ENTRIES SHOWN Start Marker
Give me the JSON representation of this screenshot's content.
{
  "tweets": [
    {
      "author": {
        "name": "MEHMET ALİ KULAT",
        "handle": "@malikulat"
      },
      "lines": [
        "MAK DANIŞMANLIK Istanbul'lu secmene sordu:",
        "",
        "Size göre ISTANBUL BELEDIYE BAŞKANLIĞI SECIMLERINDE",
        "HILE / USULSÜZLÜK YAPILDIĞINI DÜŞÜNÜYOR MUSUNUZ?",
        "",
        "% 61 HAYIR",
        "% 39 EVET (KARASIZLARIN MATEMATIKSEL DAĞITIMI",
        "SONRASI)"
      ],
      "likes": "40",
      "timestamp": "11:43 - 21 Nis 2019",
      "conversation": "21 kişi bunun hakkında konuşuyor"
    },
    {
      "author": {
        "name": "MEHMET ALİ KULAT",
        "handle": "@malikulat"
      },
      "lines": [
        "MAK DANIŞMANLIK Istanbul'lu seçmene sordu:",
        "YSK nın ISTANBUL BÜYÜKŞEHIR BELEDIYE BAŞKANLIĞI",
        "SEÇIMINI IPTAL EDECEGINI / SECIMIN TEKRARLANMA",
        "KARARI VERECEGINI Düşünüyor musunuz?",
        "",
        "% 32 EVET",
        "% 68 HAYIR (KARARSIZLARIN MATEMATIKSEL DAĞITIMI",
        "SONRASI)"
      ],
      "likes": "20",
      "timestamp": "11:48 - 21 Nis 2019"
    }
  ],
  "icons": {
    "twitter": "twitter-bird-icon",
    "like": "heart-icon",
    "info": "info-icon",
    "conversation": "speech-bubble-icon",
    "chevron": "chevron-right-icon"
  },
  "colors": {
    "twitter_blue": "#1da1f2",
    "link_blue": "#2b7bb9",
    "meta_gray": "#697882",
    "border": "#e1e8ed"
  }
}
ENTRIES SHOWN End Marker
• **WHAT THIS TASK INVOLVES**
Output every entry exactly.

• **TASK RESULT**
Give me the JSON representation of this screenshot's content.
{
  "tweets": [
    {
      "author": {
        "name": "MEHMET ALİ KULAT",
        "handle": "@malikulat"
      },
      "lines": [
        "MAK DANIŞMANLIK Istanbul'lu secmene sordu:",
        "",
        "Size göre ISTANBUL BELEDIYE BAŞKANLIĞI SECIMLERINDE",
        "HILE / USULSÜZLÜK YAPILDIĞINI DÜŞÜNÜYOR MUSUNUZ?",
        "",
        "% 61 HAYIR",
        "% 39 EVET (KARASIZLARIN MATEMATIKSEL DAĞITIMI",
        "SONRASI)"
      ],
      "likes": "40",
      "timestamp": "11:43 - 21 Nis 2019",
      "conversation": "21 kişi bunun hakkında konuşuyor"
    },
    {
      "author": {
        "name": "MEHMET ALİ KULAT",
        "handle": "@malikulat"
      },
      "lines": [
        "MAK DANIŞMANLIK Istanbul'lu seçmene sordu:",
        "YSK nın ISTANBUL BÜYÜKŞEHIR BELEDIYE BAŞKANLIĞI",
        "SEÇIMINI IPTAL EDECEGINI / SECIMIN TEKRARLANMA",
        "KARARI VERECEGINI Düşünüyor musunuz?",
        "",
        "% 32 EVET",
        "% 68 HAYIR (KARARSIZLARIN MATEMATIKSEL DAĞITIMI",
        "SONRASI)"
      ],
      "likes": "20",
      "timestamp": "11:48 - 21 Nis 2019"
    }
  ],
  "icons": {
    "twitter": "twitter-bird-icon",
    "like": "heart-icon",
    "info": "info-icon",
    "conversation": "speech-bubble-icon",
    "chevron": "chevron-right-icon"
  },
  "colors": {
    "twitter_blue": "#1da1f2",
    "link_blue": "#2b7bb9",
    "meta_gray": "#697882",
    "border": "#e1e8ed"
  }
}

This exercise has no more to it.